2012 Volkswagen Golf TDI

In testimony before the U.K. Parliament’s Transport Commission on Monday, the head of Volkswagen in that country, Paul Willis, said that repairs to bring its vehicles into compliance with current European emissions standards will differ from those planned for the United States.

Following in the footsteps of his U.S. counterpart, Michael Horn, who heads VW in the United States and testified before a Congressional committee last week, Willis apologized for having deceived regulators and customers about the level of emissions coming from its diesel-powered automobiles.

“First of all, I would like to apologize sincerely and unreservedly that Volkswagen has significantly let down its customers and the wider public,” Willis said. “We recognize that we have fallen short of the standards expected of us, and we will take all the necessary steps to regain trust.”

The news that Volkswagen was selling diesels with software that could cheat during emissions tests came out in early September.
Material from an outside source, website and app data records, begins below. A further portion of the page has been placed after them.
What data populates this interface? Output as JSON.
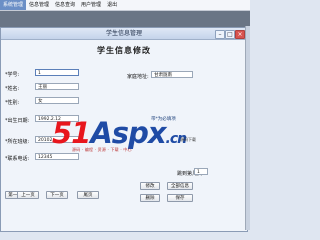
{
  "menubar": {
    "items": [
      {
        "label": "系统管理"
      },
      {
        "label": "信息管理"
      },
      {
        "label": "信息查询"
      },
      {
        "label": "用户管理"
      },
      {
        "label": "退出"
      }
    ]
  },
  "window": {
    "title": "学生信息管理",
    "min_glyph": "–",
    "max_glyph": "□",
    "close_glyph": "×"
  },
  "form": {
    "heading": "学生信息修改",
    "id_label": "*学号:",
    "id_value": "1",
    "name_label": "*姓名:",
    "name_value": "王丽",
    "gender_label": "*性别:",
    "gender_value": "女",
    "birth_label": "*出生日期:",
    "birth_value": "1992.2.12",
    "class_label": "*所在班级:",
    "class_value": "20102",
    "phone_label": "*联系电话:",
    "phone_value": "12345",
    "address_label": "家庭地址:",
    "address_value": "甘肃陇南",
    "hint_text": "带*为必填项",
    "page_label": "跳到第几页:",
    "page_value": "1"
  },
  "buttons": {
    "first": "第一页",
    "prev": "上一页",
    "next": "下一页",
    "last": "尾页",
    "modify": "修改",
    "all_info": "全部信息",
    "delete": "删除",
    "save": "保存"
  },
  "watermark": {
    "part1": "51",
    "part2": "Aspx",
    "part3": ".cn",
    "tagline": "源码 · 编程 · 资源 · 下载 · 中心",
    "small": "源码下载"
  },
  "colors": {
    "menu_active": "#6b8fc6",
    "workspace": "#6a7585",
    "window_bg": "#f0f4fa",
    "watermark_red": "#e8161d",
    "watermark_blue": "#1f4ba5"
  }
}
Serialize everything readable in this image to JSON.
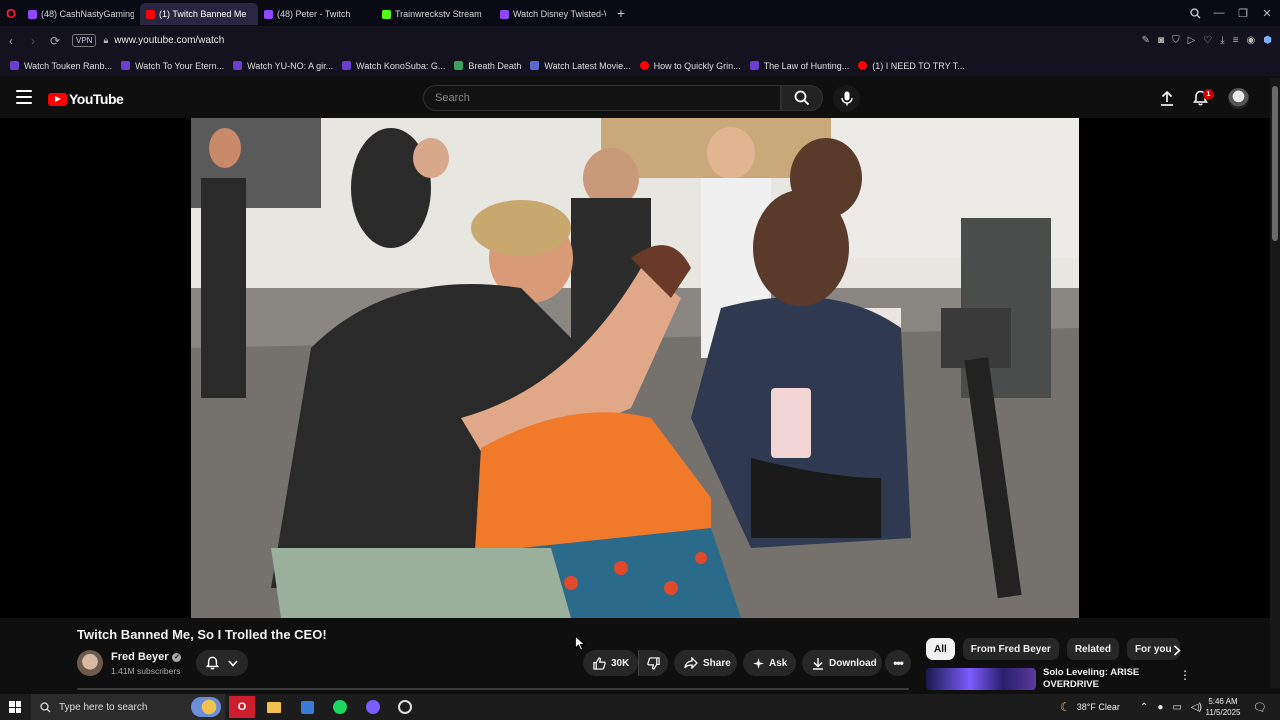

The Wolfsburg-based automaker has since admitted to installing a so-called defeat device that effectively lowered emissions when tests were conducted on over 11 million diesel-powered vehicles worldwide. The company now faces investigations in dozens of countries where its vehicles are sold.

Unlike what is expected to take place in the United States, Volkswagen will not retrofit a urea-based emission filtration system into diesels in Europe, a move that highlights the tougher pollution standards in the United States currently in effect.

Recalls for roughly 400,000 Volkswagens, Audis, Seats, and Skodas will start in early 2016 and the work will include new software and fuel injectors, the latter coming as somewhat of a surprise to industry insiders.

The Dieselgate scandal is the automaker’s biggest and most public crisis in its 78-year history. The news wiped out more than one-third of the company’s stock value and forced its long-time CEO, Martin Winterkorn, to resign.

(Photo: Accura Media Group)